Optimisations And Enhancements

We get verbose logging (-v) so we can check the results during and after, looking for any problems.

We also log the output of each run with --log-file file.txt, this lets us check for any issues. A future update will probably push the logs to a local logging service and have a trigger on any WARN/ERROR levels to ping me with the deets. It’s also pretty handy to go through and see just how much and how quickly each run has been.

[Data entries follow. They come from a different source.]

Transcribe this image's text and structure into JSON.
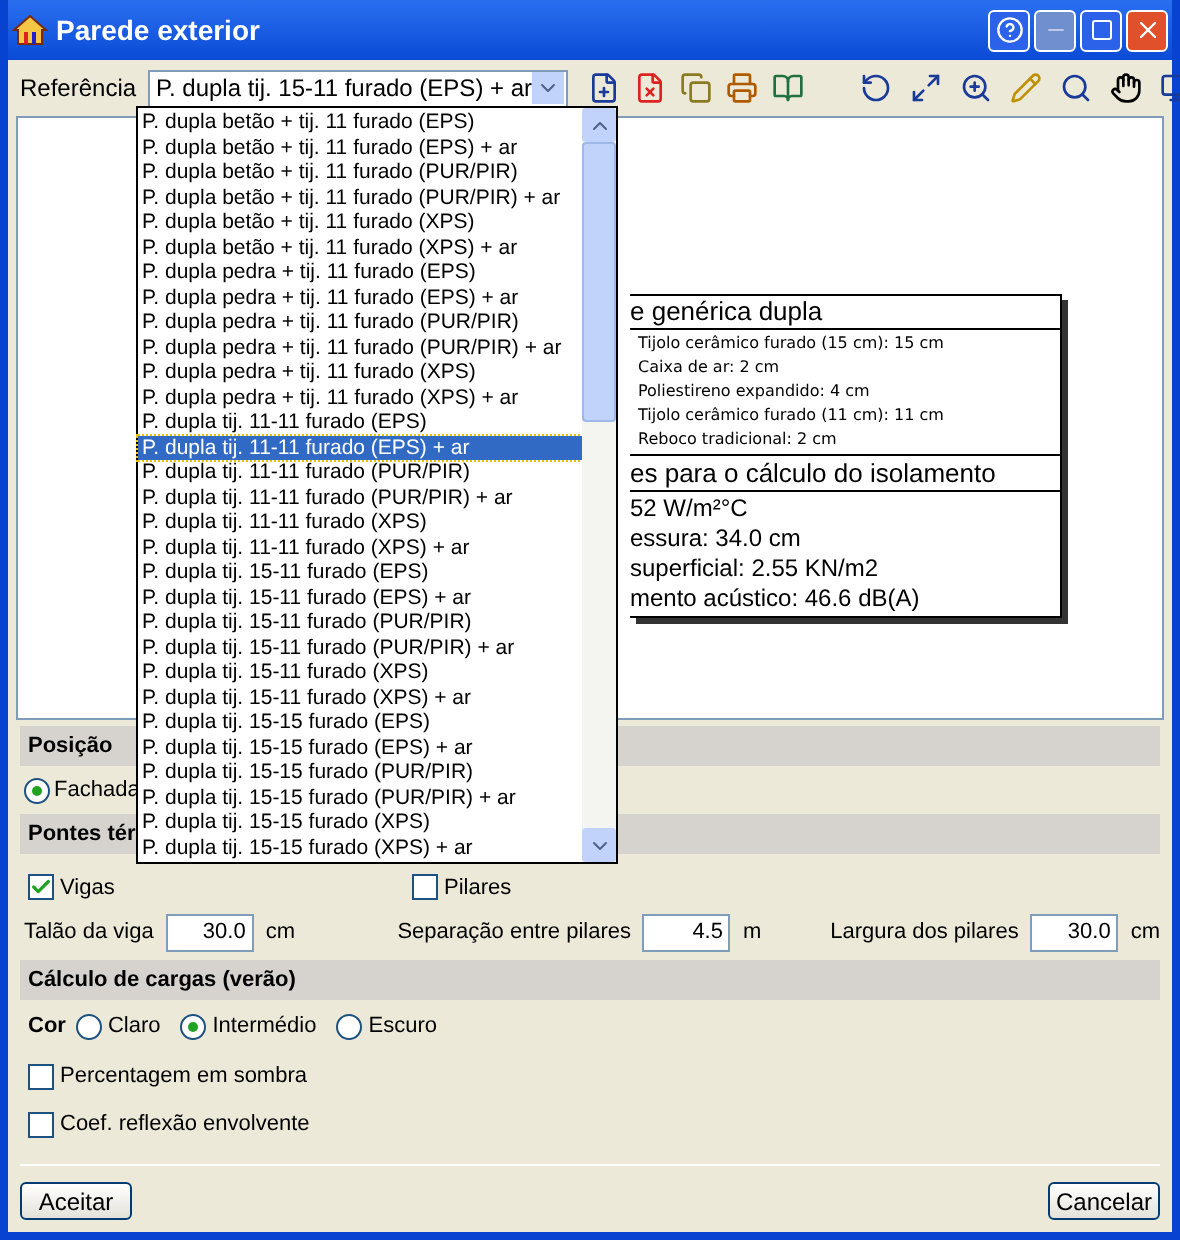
{
  "window": {
    "title": "Parede exterior"
  },
  "reference": {
    "label": "Referência",
    "value": "P. dupla tij. 15-11 furado (EPS) + ar"
  },
  "dropdown": {
    "items": [
      {
        "label": "P. dupla betão + tij. 11 furado (EPS)",
        "selected": false
      },
      {
        "label": "P. dupla betão + tij. 11 furado (EPS) + ar",
        "selected": false
      },
      {
        "label": "P. dupla betão + tij. 11 furado (PUR/PIR)",
        "selected": false
      },
      {
        "label": "P. dupla betão + tij. 11 furado (PUR/PIR) + ar",
        "selected": false
      },
      {
        "label": "P. dupla betão + tij. 11 furado (XPS)",
        "selected": false
      },
      {
        "label": "P. dupla betão + tij. 11 furado (XPS) + ar",
        "selected": false
      },
      {
        "label": "P. dupla pedra + tij. 11 furado (EPS)",
        "selected": false
      },
      {
        "label": "P. dupla pedra + tij. 11 furado (EPS) + ar",
        "selected": false
      },
      {
        "label": "P. dupla pedra + tij. 11 furado (PUR/PIR)",
        "selected": false
      },
      {
        "label": "P. dupla pedra + tij. 11 furado (PUR/PIR) + ar",
        "selected": false
      },
      {
        "label": "P. dupla pedra + tij. 11 furado (XPS)",
        "selected": false
      },
      {
        "label": "P. dupla pedra + tij. 11 furado (XPS) + ar",
        "selected": false
      },
      {
        "label": "P. dupla tij. 11-11 furado (EPS)",
        "selected": false
      },
      {
        "label": "P. dupla tij. 11-11 furado (EPS) + ar",
        "selected": true
      },
      {
        "label": "P. dupla tij. 11-11 furado (PUR/PIR)",
        "selected": false
      },
      {
        "label": "P. dupla tij. 11-11 furado (PUR/PIR) + ar",
        "selected": false
      },
      {
        "label": "P. dupla tij. 11-11 furado (XPS)",
        "selected": false
      },
      {
        "label": "P. dupla tij. 11-11 furado (XPS) + ar",
        "selected": false
      },
      {
        "label": "P. dupla tij. 15-11 furado (EPS)",
        "selected": false
      },
      {
        "label": "P. dupla tij. 15-11 furado (EPS) + ar",
        "selected": false
      },
      {
        "label": "P. dupla tij. 15-11 furado (PUR/PIR)",
        "selected": false
      },
      {
        "label": "P. dupla tij. 15-11 furado (PUR/PIR) + ar",
        "selected": false
      },
      {
        "label": "P. dupla tij. 15-11 furado (XPS)",
        "selected": false
      },
      {
        "label": "P. dupla tij. 15-11 furado (XPS) + ar",
        "selected": false
      },
      {
        "label": "P. dupla tij. 15-15 furado (EPS)",
        "selected": false
      },
      {
        "label": "P. dupla tij. 15-15 furado (EPS) + ar",
        "selected": false
      },
      {
        "label": "P. dupla tij. 15-15 furado (PUR/PIR)",
        "selected": false
      },
      {
        "label": "P. dupla tij. 15-15 furado (PUR/PIR) + ar",
        "selected": false
      },
      {
        "label": "P. dupla tij. 15-15 furado (XPS)",
        "selected": false
      },
      {
        "label": "P. dupla tij. 15-15 furado (XPS) + ar",
        "selected": false
      }
    ]
  },
  "preview": {
    "title": "e genérica dupla",
    "layers": [
      "Tijolo cerâmico furado (15 cm): 15 cm",
      "Caixa de ar: 2 cm",
      "Poliestireno expandido: 4 cm",
      "Tijolo cerâmico furado (11 cm): 11 cm",
      "Reboco tradicional: 2 cm"
    ],
    "section_title": "es para o cálculo do isolamento",
    "properties": [
      "52 W/m²°C",
      "essura: 34.0 cm",
      "superficial: 2.55 KN/m2",
      "mento acústico: 46.6 dB(A)"
    ]
  },
  "position": {
    "title": "Posição",
    "options": [
      {
        "label": "Fachada",
        "selected": true
      }
    ]
  },
  "bridges": {
    "title": "Pontes tér",
    "checks": [
      {
        "label": "Vigas",
        "checked": true
      },
      {
        "label": "Pilares",
        "checked": false
      }
    ],
    "fields": [
      {
        "label": "Talão da viga",
        "value": "30.0",
        "unit": "cm"
      },
      {
        "label": "Separação entre pilares",
        "value": "4.5",
        "unit": "m"
      },
      {
        "label": "Largura dos pilares",
        "value": "30.0",
        "unit": "cm"
      }
    ]
  },
  "loads": {
    "title": "Cálculo de cargas (verão)",
    "color_label": "Cor",
    "colors": [
      {
        "label": "Claro",
        "selected": false
      },
      {
        "label": "Intermédio",
        "selected": true
      },
      {
        "label": "Escuro",
        "selected": false
      }
    ],
    "checks": [
      {
        "label": "Percentagem em sombra",
        "checked": false
      },
      {
        "label": "Coef. reflexão envolvente",
        "checked": false
      }
    ]
  },
  "buttons": [
    "Aceitar",
    "Cancelar"
  ]
}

The last two flags are ones recommended by Rclone in it’s guide on S3 tuning. We use --size-only to reduce the number of HEAD requests made, saving a bunch of time and requests during backup runs. Any changes to the type of files we backup are likely to cause size changes too, which makes this an easy win. Finally we have --fast-list which we use to reduce the number of requests, while this should save some money it’s mostly about saving time when iterating over all our files. We found this “no change” sync times by about 90%.

Final Notes

Please institute backups at home (and I guess at work). Never underestimate how horrible it feels to lose years of precious memories (or shareholder value) when a hard disk carks it or gets written over because your housemate needed to install the latest Modern Warfare patch.

Even just putting a copy onto an external hard drive is fine, but make sure to check it every 6 months to ensure there’s no corruption. An untested backup is a calamity waiting to be discovered. If you want to do a low-budget offsite backup, find a friend who also needs to be back up their data and just fill and swap your external drives every 6 months.

Also if anyone wants to ask why I don’t have backups in another geographic region it’s because if there’s any incident big enough to wipe my NAS and the AWS datacentres than I have bigger problems to worry about (finding clean water after the apocalypse).

  1. Strategy: 3 copies of the data, 2 on different media, 1 offsite. ↩︎